BEHIND THE SCENES: Cameras and Lenses Used to Shoot 54 Films Featuring in Cannes
The world’s best cinematographers talk about how they created the look of the highly anticipated features about to premiere at Cannes.
IndieWire reached out to the cinematographers whose feature films are premiering at the Cannes Film Festival to find out which cameras and lenses they used and, more importantly, why these were the right tools to create the visual language of their films.
Dir: Mati Diop, DoP: Claire Mathon
Format: Digital, 1.66 aspect ratio, post production was done in 2K
Camera: Red Epic 5K and Panasonic Varicam35 4K

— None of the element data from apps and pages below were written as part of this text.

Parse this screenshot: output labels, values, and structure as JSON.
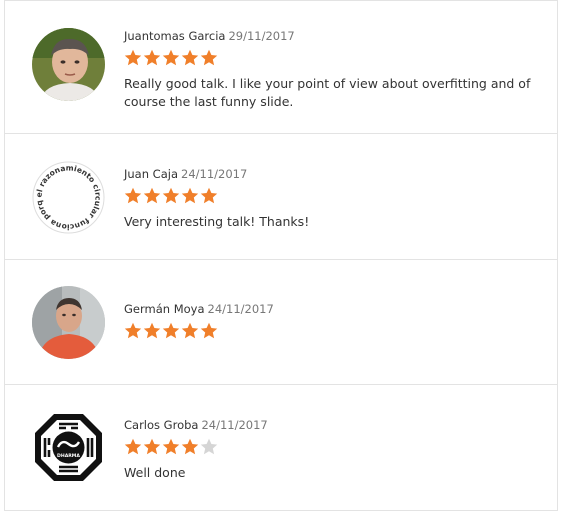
{
  "colors": {
    "star_filled": "#f07f2a",
    "star_empty": "#d5d5d5",
    "border": "#e3e3e3"
  },
  "reviews": [
    {
      "author": "Juantomas Garcia",
      "date": "29/11/2017",
      "rating": 5,
      "max_rating": 5,
      "comment": "Really good talk. I like your point of view about overfitting and of course the last funny slide.",
      "avatar": "photo-man-grey-hair-avatar"
    },
    {
      "author": "Juan Caja",
      "date": "24/11/2017",
      "rating": 5,
      "max_rating": 5,
      "comment": "Very interesting talk! Thanks!",
      "avatar": "circular-text-avatar",
      "avatar_text": "el razonamiento circular funciona porque"
    },
    {
      "author": "Germán Moya",
      "date": "24/11/2017",
      "rating": 5,
      "max_rating": 5,
      "comment": "",
      "avatar": "photo-man-red-shirt-avatar"
    },
    {
      "author": "Carlos Groba",
      "date": "24/11/2017",
      "rating": 4,
      "max_rating": 5,
      "comment": "Well done",
      "avatar": "dharma-logo-avatar",
      "avatar_text": "DHARMA"
    }
  ]
}
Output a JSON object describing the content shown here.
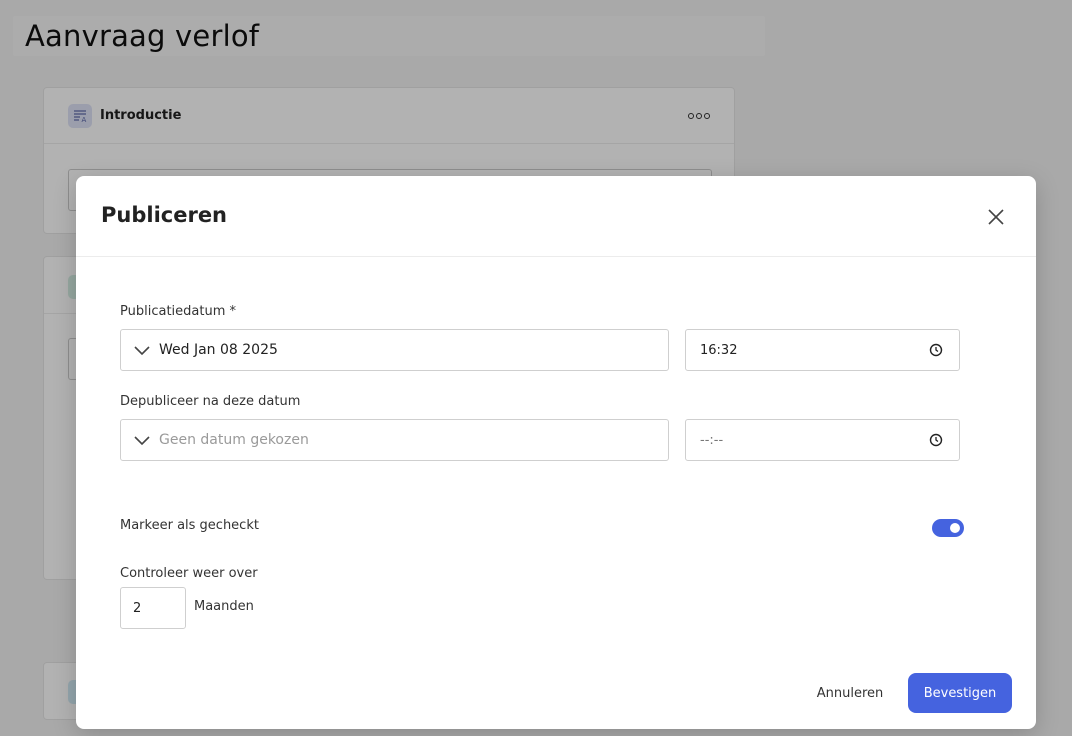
{
  "page": {
    "title": "Aanvraag verlof",
    "intro_card": {
      "title": "Introductie",
      "icon": "text-format-icon"
    }
  },
  "modal": {
    "title": "Publiceren",
    "publish_date": {
      "label": "Publicatiedatum *",
      "date_value": "Wed Jan 08 2025",
      "time_value": "16:32"
    },
    "unpublish_date": {
      "label": "Depubliceer na deze datum",
      "date_placeholder": "Geen datum gekozen",
      "time_placeholder": "--:--"
    },
    "mark_checked": {
      "label": "Markeer als gecheckt",
      "enabled": true
    },
    "recheck": {
      "label": "Controleer weer over",
      "value": "2",
      "unit": "Maanden"
    },
    "buttons": {
      "cancel": "Annuleren",
      "confirm": "Bevestigen"
    }
  },
  "colors": {
    "accent": "#4563df"
  }
}
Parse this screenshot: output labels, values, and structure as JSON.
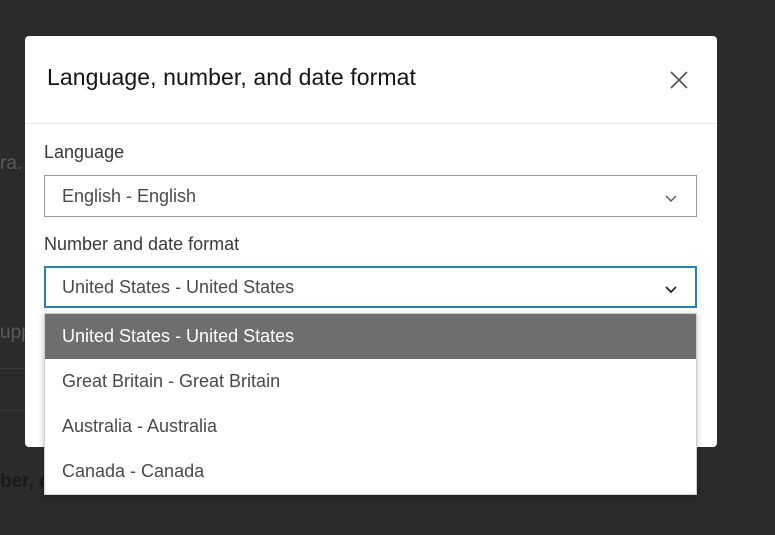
{
  "modal": {
    "title": "Language, number, and date format",
    "close_icon": "close-icon"
  },
  "language": {
    "label": "Language",
    "value": "English - English"
  },
  "format": {
    "label": "Number and date format",
    "value": "United States - United States",
    "options": [
      "United States - United States",
      "Great Britain - Great Britain",
      "Australia - Australia",
      "Canada - Canada"
    ],
    "selected_index": 0
  },
  "background": {
    "frag1": "ra.",
    "frag2": "upp",
    "frag3": "ber, d"
  },
  "colors": {
    "focus": "#2a7fb3",
    "selected_option_bg": "#6e6e6e",
    "overlay": "#2b2b2b"
  }
}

Lens: Angenieux 45/120 and 25/250, and Zeiss lenses T1.3
Mathon: We chose the Red Epic to shoot daytime, to give romance to images that were captured in a documentary way, and to enhance the sun-drenched sets. We wanted to make a film that was visually arresting but remained very grounded in reality.
We chose Varicam at night for its great sensitivity that allowed us to visibly film neighbourhoods of Dakar almost plunged into darkness. The texture is a bit matte, and the rendering of flares and shine, especially on the skin, work with the fantastical dimension of the film while still capturing the soul of the Senegalese capital. We wanted the viewer to feel the dust, humidity and the ocean spray.
“Atlantics” is a movie of ghosts. The work on the materials, the elements (setting sun, ocean, etc.) and the ability to capture black skin in the night was very important.
The lightness of the chosen tools allowed me to shoot the film either on my shoulder with an easyrig (mostly) or on foot with a very long focal length, in a documentary approach: I could turn fast, catch things on the fly, and improvise in the moment.